[Items from an interface collection]
——

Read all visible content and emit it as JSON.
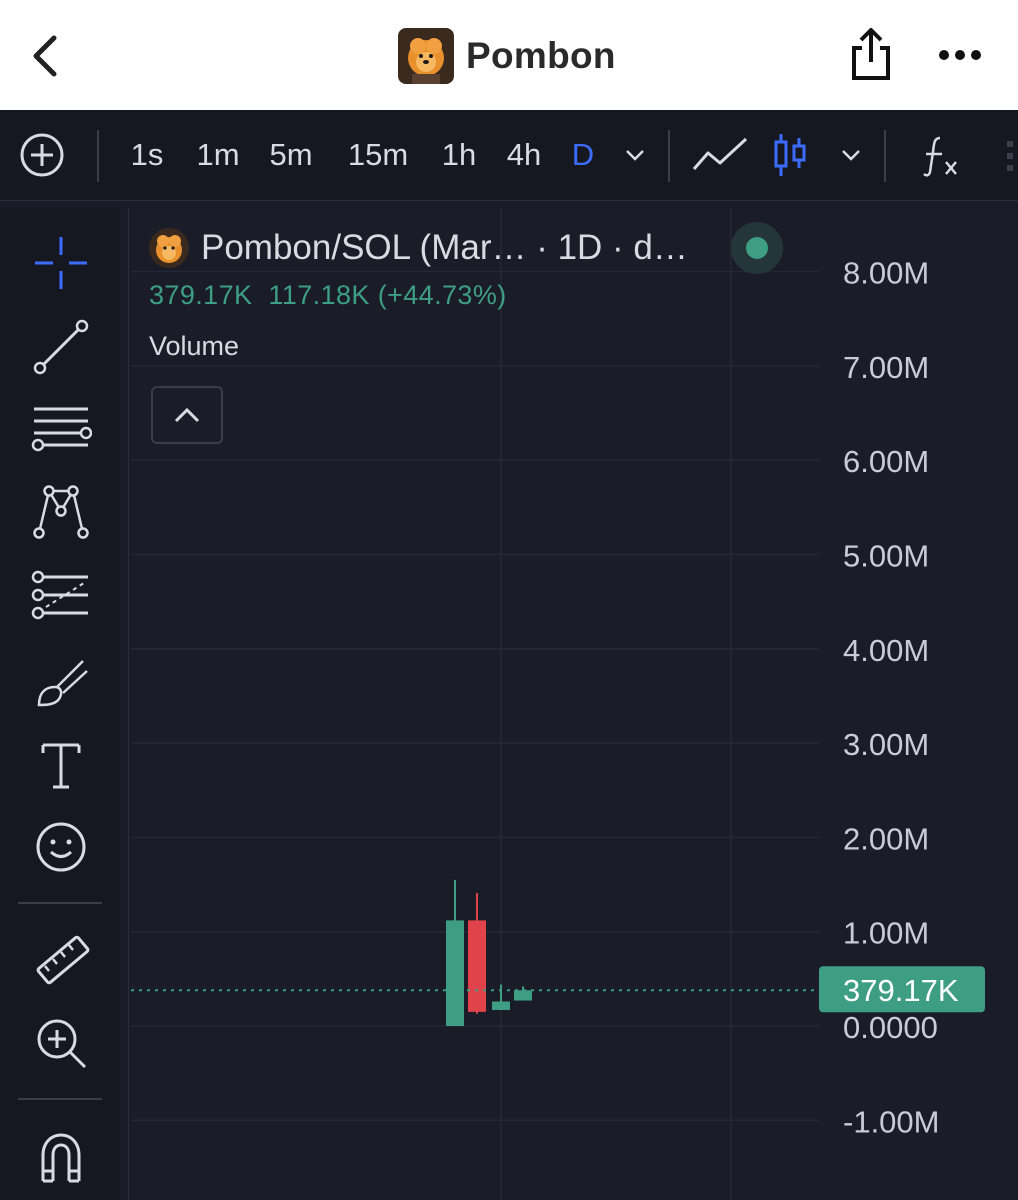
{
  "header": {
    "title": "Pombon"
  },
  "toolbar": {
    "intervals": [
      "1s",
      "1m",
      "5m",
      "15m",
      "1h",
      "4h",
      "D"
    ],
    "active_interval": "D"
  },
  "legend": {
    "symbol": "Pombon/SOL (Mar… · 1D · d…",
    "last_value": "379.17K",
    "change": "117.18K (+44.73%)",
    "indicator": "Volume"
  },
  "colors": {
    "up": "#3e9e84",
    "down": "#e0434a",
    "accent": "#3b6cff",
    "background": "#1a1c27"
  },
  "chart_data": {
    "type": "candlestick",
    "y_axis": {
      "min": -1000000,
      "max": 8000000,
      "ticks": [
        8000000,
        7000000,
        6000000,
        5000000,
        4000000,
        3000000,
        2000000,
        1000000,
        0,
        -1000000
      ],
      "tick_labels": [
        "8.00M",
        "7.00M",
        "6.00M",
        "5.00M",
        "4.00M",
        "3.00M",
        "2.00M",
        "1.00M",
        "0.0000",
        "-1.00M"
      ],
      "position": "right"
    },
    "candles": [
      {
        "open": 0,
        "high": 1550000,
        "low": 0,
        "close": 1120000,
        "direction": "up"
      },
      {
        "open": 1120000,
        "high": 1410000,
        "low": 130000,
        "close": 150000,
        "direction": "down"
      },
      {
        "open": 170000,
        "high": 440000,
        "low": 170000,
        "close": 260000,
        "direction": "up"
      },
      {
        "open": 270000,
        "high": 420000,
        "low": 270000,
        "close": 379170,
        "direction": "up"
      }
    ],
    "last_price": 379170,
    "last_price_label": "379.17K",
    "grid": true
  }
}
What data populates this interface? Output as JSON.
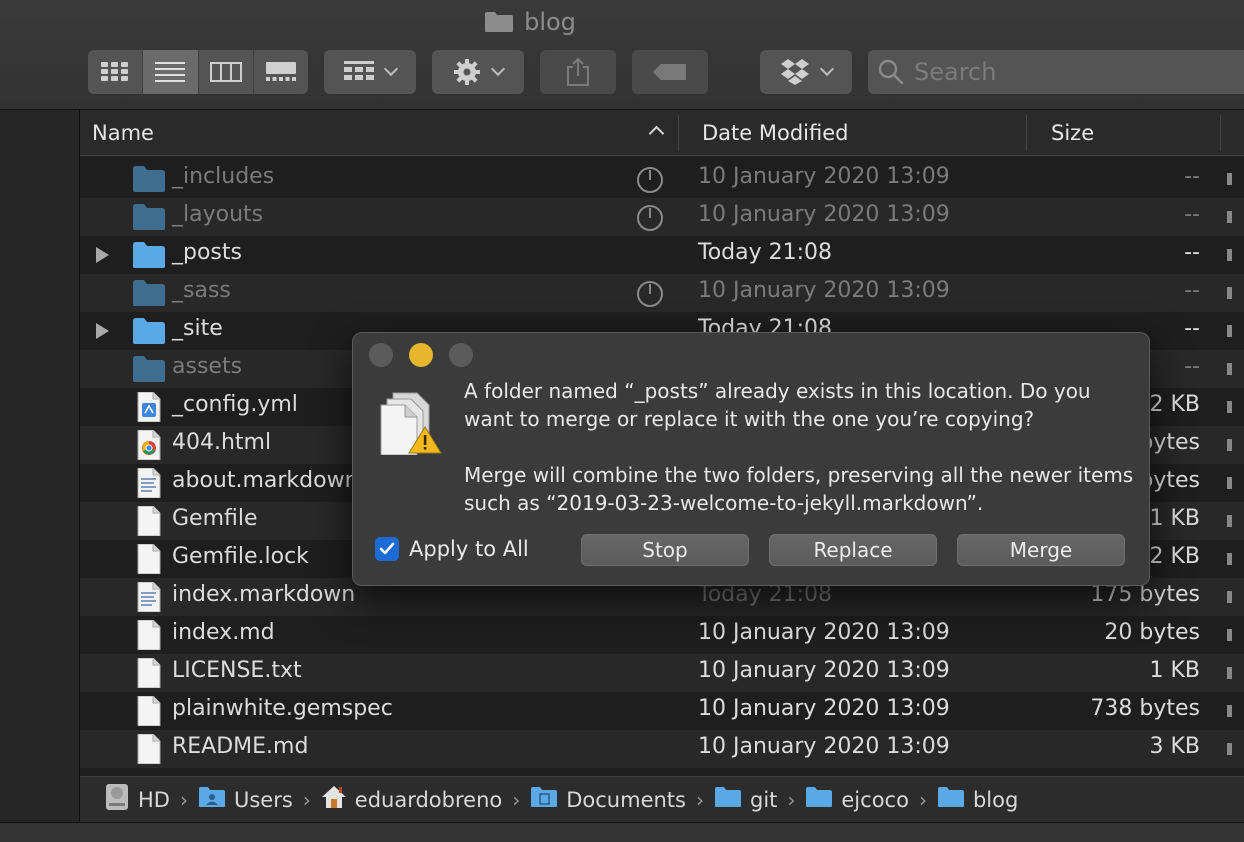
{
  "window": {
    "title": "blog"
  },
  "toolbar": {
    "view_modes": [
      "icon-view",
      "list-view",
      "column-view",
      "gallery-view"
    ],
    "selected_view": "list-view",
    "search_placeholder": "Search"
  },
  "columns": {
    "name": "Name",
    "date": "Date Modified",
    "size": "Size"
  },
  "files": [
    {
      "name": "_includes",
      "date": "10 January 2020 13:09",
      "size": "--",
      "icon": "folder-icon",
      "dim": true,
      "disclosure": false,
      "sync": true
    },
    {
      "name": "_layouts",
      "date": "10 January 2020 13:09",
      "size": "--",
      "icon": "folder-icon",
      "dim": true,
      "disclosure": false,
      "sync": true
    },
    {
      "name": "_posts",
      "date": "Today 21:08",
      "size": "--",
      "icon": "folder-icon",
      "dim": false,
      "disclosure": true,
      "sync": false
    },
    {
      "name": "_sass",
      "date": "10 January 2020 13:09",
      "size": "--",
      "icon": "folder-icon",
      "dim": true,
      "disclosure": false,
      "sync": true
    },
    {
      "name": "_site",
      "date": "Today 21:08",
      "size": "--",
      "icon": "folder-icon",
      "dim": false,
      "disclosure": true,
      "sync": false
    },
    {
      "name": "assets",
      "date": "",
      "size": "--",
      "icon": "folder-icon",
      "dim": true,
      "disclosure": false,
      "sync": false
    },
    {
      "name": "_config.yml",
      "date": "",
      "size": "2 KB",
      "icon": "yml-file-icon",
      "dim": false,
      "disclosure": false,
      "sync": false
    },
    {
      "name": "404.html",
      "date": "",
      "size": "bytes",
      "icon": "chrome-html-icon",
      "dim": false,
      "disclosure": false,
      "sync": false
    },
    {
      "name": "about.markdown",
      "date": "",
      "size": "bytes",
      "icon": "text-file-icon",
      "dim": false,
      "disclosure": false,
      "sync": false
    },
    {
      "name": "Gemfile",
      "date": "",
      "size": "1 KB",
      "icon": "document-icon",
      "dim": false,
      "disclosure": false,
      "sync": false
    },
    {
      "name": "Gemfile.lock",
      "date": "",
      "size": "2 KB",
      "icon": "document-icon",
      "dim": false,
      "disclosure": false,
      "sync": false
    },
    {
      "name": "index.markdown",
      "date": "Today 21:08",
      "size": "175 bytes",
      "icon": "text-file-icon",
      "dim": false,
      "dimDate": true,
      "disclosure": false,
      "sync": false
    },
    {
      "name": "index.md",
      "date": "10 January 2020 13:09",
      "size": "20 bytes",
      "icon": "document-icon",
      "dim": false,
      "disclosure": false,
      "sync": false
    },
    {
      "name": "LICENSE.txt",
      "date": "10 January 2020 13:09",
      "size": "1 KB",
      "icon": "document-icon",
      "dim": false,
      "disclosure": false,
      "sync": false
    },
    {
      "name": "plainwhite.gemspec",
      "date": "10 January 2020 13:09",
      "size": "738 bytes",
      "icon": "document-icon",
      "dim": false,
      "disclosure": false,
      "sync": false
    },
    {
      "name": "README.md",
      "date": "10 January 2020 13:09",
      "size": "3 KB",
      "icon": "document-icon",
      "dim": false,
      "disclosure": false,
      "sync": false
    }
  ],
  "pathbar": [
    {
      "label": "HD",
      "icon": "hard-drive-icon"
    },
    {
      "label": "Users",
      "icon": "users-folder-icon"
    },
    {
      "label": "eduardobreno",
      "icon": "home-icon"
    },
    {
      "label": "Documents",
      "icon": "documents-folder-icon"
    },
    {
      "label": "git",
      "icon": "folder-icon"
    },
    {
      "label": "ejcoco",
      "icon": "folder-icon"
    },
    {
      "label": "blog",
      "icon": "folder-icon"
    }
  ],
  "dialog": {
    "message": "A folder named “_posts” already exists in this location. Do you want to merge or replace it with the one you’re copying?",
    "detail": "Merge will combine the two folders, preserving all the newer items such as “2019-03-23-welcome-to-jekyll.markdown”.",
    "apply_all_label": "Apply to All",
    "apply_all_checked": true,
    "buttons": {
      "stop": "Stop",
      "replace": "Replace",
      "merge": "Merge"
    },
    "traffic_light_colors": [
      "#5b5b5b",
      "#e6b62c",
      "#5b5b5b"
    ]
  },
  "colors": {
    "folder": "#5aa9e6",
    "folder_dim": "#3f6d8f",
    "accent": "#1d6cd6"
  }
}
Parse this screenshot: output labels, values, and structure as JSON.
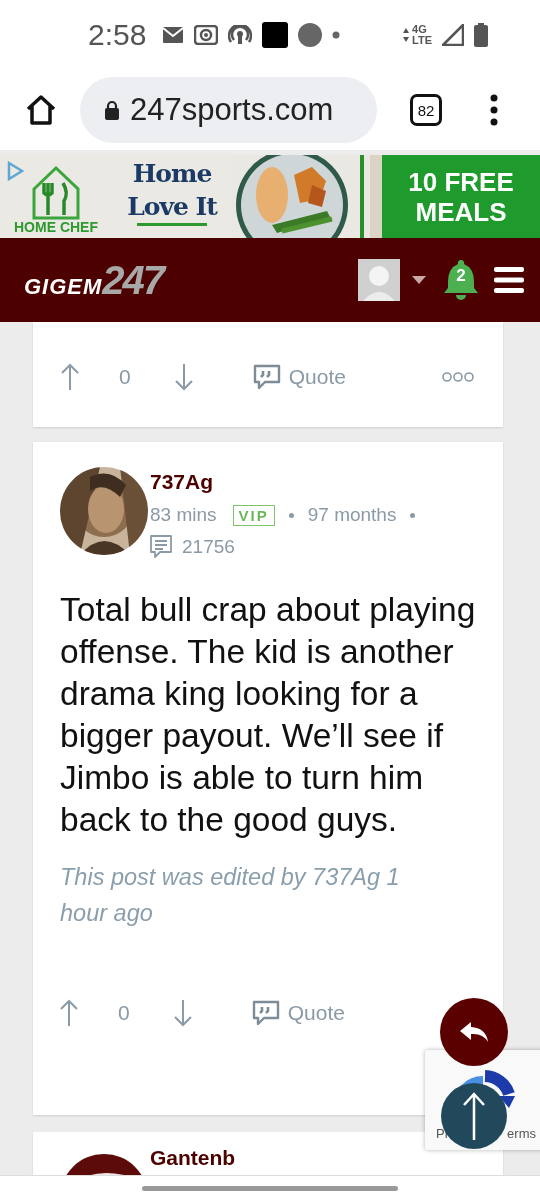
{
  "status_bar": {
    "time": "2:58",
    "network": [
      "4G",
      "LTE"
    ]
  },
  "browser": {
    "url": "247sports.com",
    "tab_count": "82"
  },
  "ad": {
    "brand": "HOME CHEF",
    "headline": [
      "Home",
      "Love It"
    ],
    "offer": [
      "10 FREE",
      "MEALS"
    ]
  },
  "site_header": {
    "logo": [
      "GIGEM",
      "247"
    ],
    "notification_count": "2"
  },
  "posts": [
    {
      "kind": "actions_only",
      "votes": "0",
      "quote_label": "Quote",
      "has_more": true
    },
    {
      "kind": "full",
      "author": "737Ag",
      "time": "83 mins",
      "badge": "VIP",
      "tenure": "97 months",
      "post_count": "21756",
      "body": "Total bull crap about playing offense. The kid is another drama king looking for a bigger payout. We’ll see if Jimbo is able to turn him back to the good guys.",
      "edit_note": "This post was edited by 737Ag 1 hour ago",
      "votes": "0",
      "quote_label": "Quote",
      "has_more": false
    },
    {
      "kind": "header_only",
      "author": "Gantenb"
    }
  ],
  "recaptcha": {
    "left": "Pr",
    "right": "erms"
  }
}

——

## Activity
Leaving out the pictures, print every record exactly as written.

## Exercise solution
Read all visible content and emit it as JSON.
{
  "header": {
    "title": "Pombon"
  },
  "toolbar": {
    "intervals": [
      "1s",
      "1m",
      "5m",
      "15m",
      "1h",
      "4h",
      "D"
    ],
    "active_interval": "D"
  },
  "legend": {
    "symbol": "Pombon/SOL (Mar… · 1D · d…",
    "last_value": "379.17K",
    "change": "117.18K (+44.73%)",
    "indicator": "Volume"
  },
  "colors": {
    "up": "#3e9e84",
    "down": "#e0434a",
    "accent": "#3b6cff",
    "background": "#1a1c27"
  },
  "chart_data": {
    "type": "candlestick",
    "y_axis": {
      "min": -1000000,
      "max": 8000000,
      "ticks": [
        8000000,
        7000000,
        6000000,
        5000000,
        4000000,
        3000000,
        2000000,
        1000000,
        0,
        -1000000
      ],
      "tick_labels": [
        "8.00M",
        "7.00M",
        "6.00M",
        "5.00M",
        "4.00M",
        "3.00M",
        "2.00M",
        "1.00M",
        "0.0000",
        "-1.00M"
      ],
      "position": "right"
    },
    "candles": [
      {
        "open": 0,
        "high": 1550000,
        "low": 0,
        "close": 1120000,
        "direction": "up"
      },
      {
        "open": 1120000,
        "high": 1410000,
        "low": 130000,
        "close": 150000,
        "direction": "down"
      },
      {
        "open": 170000,
        "high": 440000,
        "low": 170000,
        "close": 260000,
        "direction": "up"
      },
      {
        "open": 270000,
        "high": 420000,
        "low": 270000,
        "close": 379170,
        "direction": "up"
      }
    ],
    "last_price": 379170,
    "last_price_label": "379.17K",
    "grid": true
  }
}
What data populates this interface? Output as JSON.
{
  "window": {
    "title": "blog"
  },
  "toolbar": {
    "view_modes": [
      "icon-view",
      "list-view",
      "column-view",
      "gallery-view"
    ],
    "selected_view": "list-view",
    "search_placeholder": "Search"
  },
  "columns": {
    "name": "Name",
    "date": "Date Modified",
    "size": "Size"
  },
  "files": [
    {
      "name": "_includes",
      "date": "10 January 2020 13:09",
      "size": "--",
      "icon": "folder-icon",
      "dim": true,
      "disclosure": false,
      "sync": true
    },
    {
      "name": "_layouts",
      "date": "10 January 2020 13:09",
      "size": "--",
      "icon": "folder-icon",
      "dim": true,
      "disclosure": false,
      "sync": true
    },
    {
      "name": "_posts",
      "date": "Today 21:08",
      "size": "--",
      "icon": "folder-icon",
      "dim": false,
      "disclosure": true,
      "sync": false
    },
    {
      "name": "_sass",
      "date": "10 January 2020 13:09",
      "size": "--",
      "icon": "folder-icon",
      "dim": true,
      "disclosure": false,
      "sync": true
    },
    {
      "name": "_site",
      "date": "Today 21:08",
      "size": "--",
      "icon": "folder-icon",
      "dim": false,
      "disclosure": true,
      "sync": false
    },
    {
      "name": "assets",
      "date": "",
      "size": "--",
      "icon": "folder-icon",
      "dim": true,
      "disclosure": false,
      "sync": false
    },
    {
      "name": "_config.yml",
      "date": "",
      "size": "2 KB",
      "icon": "yml-file-icon",
      "dim": false,
      "disclosure": false,
      "sync": false
    },
    {
      "name": "404.html",
      "date": "",
      "size": "bytes",
      "icon": "chrome-html-icon",
      "dim": false,
      "disclosure": false,
      "sync": false
    },
    {
      "name": "about.markdown",
      "date": "",
      "size": "bytes",
      "icon": "text-file-icon",
      "dim": false,
      "disclosure": false,
      "sync": false
    },
    {
      "name": "Gemfile",
      "date": "",
      "size": "1 KB",
      "icon": "document-icon",
      "dim": false,
      "disclosure": false,
      "sync": false
    },
    {
      "name": "Gemfile.lock",
      "date": "",
      "size": "2 KB",
      "icon": "document-icon",
      "dim": false,
      "disclosure": false,
      "sync": false
    },
    {
      "name": "index.markdown",
      "date": "Today 21:08",
      "size": "175 bytes",
      "icon": "text-file-icon",
      "dim": false,
      "dimDate": true,
      "disclosure": false,
      "sync": false
    },
    {
      "name": "index.md",
      "date": "10 January 2020 13:09",
      "size": "20 bytes",
      "icon": "document-icon",
      "dim": false,
      "disclosure": false,
      "sync": false
    },
    {
      "name": "LICENSE.txt",
      "date": "10 January 2020 13:09",
      "size": "1 KB",
      "icon": "document-icon",
      "dim": false,
      "disclosure": false,
      "sync": false
    },
    {
      "name": "plainwhite.gemspec",
      "date": "10 January 2020 13:09",
      "size": "738 bytes",
      "icon": "document-icon",
      "dim": false,
      "disclosure": false,
      "sync": false
    },
    {
      "name": "README.md",
      "date": "10 January 2020 13:09",
      "size": "3 KB",
      "icon": "document-icon",
      "dim": false,
      "disclosure": false,
      "sync": false
    }
  ],
  "pathbar": [
    {
      "label": "HD",
      "icon": "hard-drive-icon"
    },
    {
      "label": "Users",
      "icon": "users-folder-icon"
    },
    {
      "label": "eduardobreno",
      "icon": "home-icon"
    },
    {
      "label": "Documents",
      "icon": "documents-folder-icon"
    },
    {
      "label": "git",
      "icon": "folder-icon"
    },
    {
      "label": "ejcoco",
      "icon": "folder-icon"
    },
    {
      "label": "blog",
      "icon": "folder-icon"
    }
  ],
  "dialog": {
    "message": "A folder named “_posts” already exists in this location. Do you want to merge or replace it with the one you’re copying?",
    "detail": "Merge will combine the two folders, preserving all the newer items such as “2019-03-23-welcome-to-jekyll.markdown”.",
    "apply_all_label": "Apply to All",
    "apply_all_checked": true,
    "buttons": {
      "stop": "Stop",
      "replace": "Replace",
      "merge": "Merge"
    },
    "traffic_light_colors": [
      "#5b5b5b",
      "#e6b62c",
      "#5b5b5b"
    ]
  },
  "colors": {
    "folder": "#5aa9e6",
    "folder_dim": "#3f6d8f",
    "accent": "#1d6cd6"
  }
}
Parse this screenshot: output labels, values, and structure as JSON.
{
  "status_bar": {
    "time": "2:58",
    "network": [
      "4G",
      "LTE"
    ]
  },
  "browser": {
    "url": "247sports.com",
    "tab_count": "82"
  },
  "ad": {
    "brand": "HOME CHEF",
    "headline": [
      "Home",
      "Love It"
    ],
    "offer": [
      "10 FREE",
      "MEALS"
    ]
  },
  "site_header": {
    "logo": [
      "GIGEM",
      "247"
    ],
    "notification_count": "2"
  },
  "posts": [
    {
      "kind": "actions_only",
      "votes": "0",
      "quote_label": "Quote",
      "has_more": true
    },
    {
      "kind": "full",
      "author": "737Ag",
      "time": "83 mins",
      "badge": "VIP",
      "tenure": "97 months",
      "post_count": "21756",
      "body": "Total bull crap about playing offense. The kid is another drama king looking for a bigger payout. We’ll see if Jimbo is able to turn him back to the good guys.",
      "edit_note": "This post was edited by 737Ag 1 hour ago",
      "votes": "0",
      "quote_label": "Quote",
      "has_more": false
    },
    {
      "kind": "header_only",
      "author": "Gantenb"
    }
  ],
  "recaptcha": {
    "left": "Pr",
    "right": "erms"
  }
}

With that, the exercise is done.